There are a plethora of things to consider when looking at university course options. Amongst the questions of which subject to go for, which university to study at, whether to study full or part-time and how much is it all going to cost comes another incredibly important factor to consider: how exactly will this course help me with my future aspirations?

If you have a particular career in mind, you may well be looking at a degree which is directly related to that career or one which provides relevant skills and knowledge to enable you to prepare for entering a particular industry or field. If you’re more flexible in considering post-degree career options, you may still wish to consider transferable skills you could develop whilst at university that will make your CV shine.

Industrial placements, work experience, simulated situations and extra-curricular activities all have a part to play in helping students to develop their skills and knowledge and are all worthy of consideration when looking at university and course options. Continue reading Think to the future: gaining advantage through experience at university

New Era for Nurse Training Courses

BCU000000-572Back in September 2008, the Nursing and Midwifery Council (NMC) ratified proposals to make nursing an all-graduate profession. As a result of their decision, universities who offer qualifications at diploma level will be phasing out these courses over the next couple of years. All nurse training courses will be offered at degree level from September 2013.

 

When is Birmingham City University phasing out its pre-registration nursing diploma?

Birmingham City University is already in the process of phasing out our nursing diploma qualifications. The children’s nursing branch of the diploma course will cease to be offered after April 2010, and the other branches (adult, mental health and learning disabilities nursing) will not be offered again after the final intake in April 2011.

 

Does Birmingham City University offer a pre-registration nursing degree?

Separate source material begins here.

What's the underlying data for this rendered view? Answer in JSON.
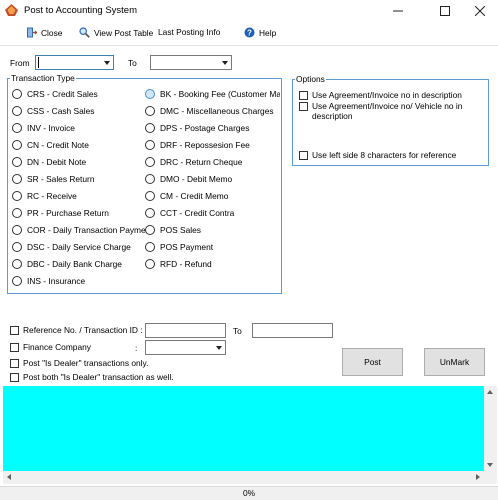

Yes. The University already has a well-established nursing degree course  which offers training in all four branch specialisms and this course continues to go from strength to strength, providing students with the knowledge and skills they need in order to succeed in becoming a qualified nurse.

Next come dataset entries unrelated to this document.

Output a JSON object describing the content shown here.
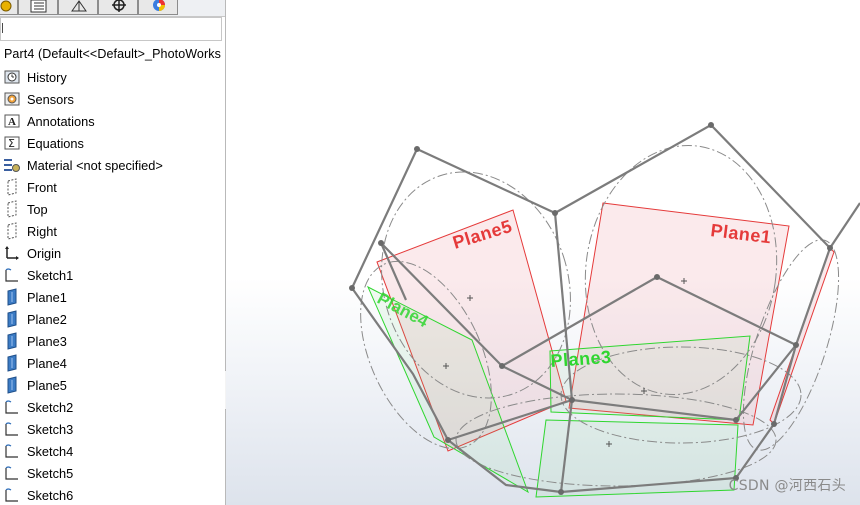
{
  "part": {
    "title": "Part4  (Default<<Default>_PhotoWorks"
  },
  "tree": [
    {
      "label": "History",
      "icon": "history-icon"
    },
    {
      "label": "Sensors",
      "icon": "sensors-icon"
    },
    {
      "label": "Annotations",
      "icon": "annotations-icon"
    },
    {
      "label": "Equations",
      "icon": "equations-icon"
    },
    {
      "label": "Material <not specified>",
      "icon": "material-icon"
    },
    {
      "label": "Front",
      "icon": "plane-outline-icon"
    },
    {
      "label": "Top",
      "icon": "plane-outline-icon"
    },
    {
      "label": "Right",
      "icon": "plane-outline-icon"
    },
    {
      "label": "Origin",
      "icon": "origin-icon"
    },
    {
      "label": "Sketch1",
      "icon": "sketch-icon"
    },
    {
      "label": "Plane1",
      "icon": "plane-icon"
    },
    {
      "label": "Plane2",
      "icon": "plane-icon"
    },
    {
      "label": "Plane3",
      "icon": "plane-icon"
    },
    {
      "label": "Plane4",
      "icon": "plane-icon"
    },
    {
      "label": "Plane5",
      "icon": "plane-icon"
    },
    {
      "label": "Sketch2",
      "icon": "sketch-icon"
    },
    {
      "label": "Sketch3",
      "icon": "sketch-icon"
    },
    {
      "label": "Sketch4",
      "icon": "sketch-icon"
    },
    {
      "label": "Sketch5",
      "icon": "sketch-icon"
    },
    {
      "label": "Sketch6",
      "icon": "sketch-icon"
    }
  ],
  "viewport": {
    "plane_labels": {
      "plane1": "Plane1",
      "plane3": "Plane3",
      "plane4": "Plane4",
      "plane5": "Plane5"
    },
    "colors": {
      "selected_plane": "#e53a3a",
      "plane_highlight": "#2fd62f",
      "edge": "#7a7a7a"
    }
  },
  "watermark": "CSDN @河西石头"
}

Continue reading New Era for Nurse Training Courses

Mature Students: An Overview of Applying for a University Course

Many students who enter Higher Education do so at a later stage in their lives. There are many reasons why they didn’t enter HE study after they finished their education – they chose a different career path, they may not have had the financial means to study at the time, they may have had other commitments or raised a family or they may not have thought that studying at university was for them at the time. However, it’s never too late to take up an undergraduate course.

It can feel like a minefield when setting out on the path to applying for a course. Whilst prospective students who may be studying for A-levels tend to receive a lot of support for applying to university from their college, mature students don’t always have the same level of access to information and advice. Many universities, like Birmingham City University, have dedicated staff who can help with any questions mature students have about applying for their courses – our Choices department has a dedicated adviser who can help with queries made in person, by email or by phone.

We’ve put together a few key points for mature students to consider to help try and make sense of the process and what sort of things to consider if you’re a mature prospective student and are thinking about applying for a university course. Continue reading Mature Students: An Overview of Applying for a University Course